1,3


REFERENCES

Problem 10847, Amer. Math.
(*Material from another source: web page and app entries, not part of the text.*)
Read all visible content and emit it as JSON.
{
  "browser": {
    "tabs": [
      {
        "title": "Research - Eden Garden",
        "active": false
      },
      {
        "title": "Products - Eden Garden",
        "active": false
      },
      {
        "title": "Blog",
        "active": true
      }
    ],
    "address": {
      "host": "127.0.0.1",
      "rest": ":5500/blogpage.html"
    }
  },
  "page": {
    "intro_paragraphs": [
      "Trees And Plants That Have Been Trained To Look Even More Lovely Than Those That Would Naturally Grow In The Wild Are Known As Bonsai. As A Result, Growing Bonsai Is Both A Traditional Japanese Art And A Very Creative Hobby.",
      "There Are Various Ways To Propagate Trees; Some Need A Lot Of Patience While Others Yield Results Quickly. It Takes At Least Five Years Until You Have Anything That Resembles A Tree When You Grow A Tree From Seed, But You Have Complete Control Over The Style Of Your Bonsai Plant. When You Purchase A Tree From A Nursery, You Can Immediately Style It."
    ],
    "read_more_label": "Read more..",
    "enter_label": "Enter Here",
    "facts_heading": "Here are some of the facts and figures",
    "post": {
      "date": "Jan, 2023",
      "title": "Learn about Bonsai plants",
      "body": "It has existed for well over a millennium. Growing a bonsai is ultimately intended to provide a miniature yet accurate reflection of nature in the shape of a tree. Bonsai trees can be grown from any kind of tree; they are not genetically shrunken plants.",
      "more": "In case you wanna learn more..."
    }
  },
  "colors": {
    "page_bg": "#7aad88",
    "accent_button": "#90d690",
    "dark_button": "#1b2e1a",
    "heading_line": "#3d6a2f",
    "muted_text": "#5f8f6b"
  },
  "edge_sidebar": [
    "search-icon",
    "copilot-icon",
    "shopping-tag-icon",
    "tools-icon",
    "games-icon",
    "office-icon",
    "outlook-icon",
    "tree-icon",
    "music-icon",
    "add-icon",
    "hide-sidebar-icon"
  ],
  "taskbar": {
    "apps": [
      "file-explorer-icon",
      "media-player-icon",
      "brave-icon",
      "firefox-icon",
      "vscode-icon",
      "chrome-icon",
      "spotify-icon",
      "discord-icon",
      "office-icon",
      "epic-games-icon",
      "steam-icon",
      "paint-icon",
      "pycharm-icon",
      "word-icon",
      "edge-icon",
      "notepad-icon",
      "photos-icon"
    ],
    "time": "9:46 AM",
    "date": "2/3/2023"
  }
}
Monthly 109, (2002), p. 80.


LINKS

Table of n, a(n) for n=1..102.


FORMULA

a(n) = A000005(n)  A067742(n).
G.f.: sum(k=1,N, z^(2*k^2)*(1+z^k)/(1z^k) ).  Joerg Arndt, May 12 2008
Direct proof of Joerg Arndt's g.f., from Max Alekseyev, May 13 2008 (Start):
We need to count divisors dn such that d^2<=n/2 or d^2>2n. In the latter case, let's switch to codivisor, replacing d by n/d.
Then we need to find the total count of: 1) divisors dn such that 2d^2<=n; 2) divisors dn such that 2d^2<n.
Let dn and 2d^2<=n. Then n2d^2 must be a multiple of d, i.e. n2d^2=td for some integer t>=0.
Moreover it is easy to see that 1) is equivalent to n = 2d^2 + td for some integer t>=0. Therefore the answer for 1) is the coefficient of z^n in SUM[d=1..oo] SUM[t=0..oo] x^(2d^2 + td) = SUM[d=1..oo] x^(2d^2)/(1  x^d).
Similarly, the answer for 2) is SUM[d=1..oo] x^(2d^2)/(1  x^d) * x^d.
Therefore the g.f. for A067743 is SUM[d=1..oo] x^(2d^2)/(1  x^d) + SUM[d=1..oo] x^(2d^2)/(1  x^d) * x^d = SUM[d=1..oo] x^(2d^2)/(1  x^d) * (1 + x^d), as proposed. (End)


EXAMPLE

a(6)=2 because 2 divisors of 6 (i.e. 1 and 6) fall outside sqrt(3) to sqrt(12).


PROG

(PARI from M. F. Hasler, May 12 2008) A067743(n)=sumdiv( n, d, d*d<n/2  d*d >= 2*n )


CROSSREFS

Cf. A067742, A000005.
Sequence in context: A001031 A035250 A165054 * A029230 A280945 A196067
Adjacent sequences: A067740 A067741 A067742 * A067744 A067745 A067746


KEYWORD

easy,nonn


AUTHOR

Marc LeBrun, Jan 29 2002


STATUS

approved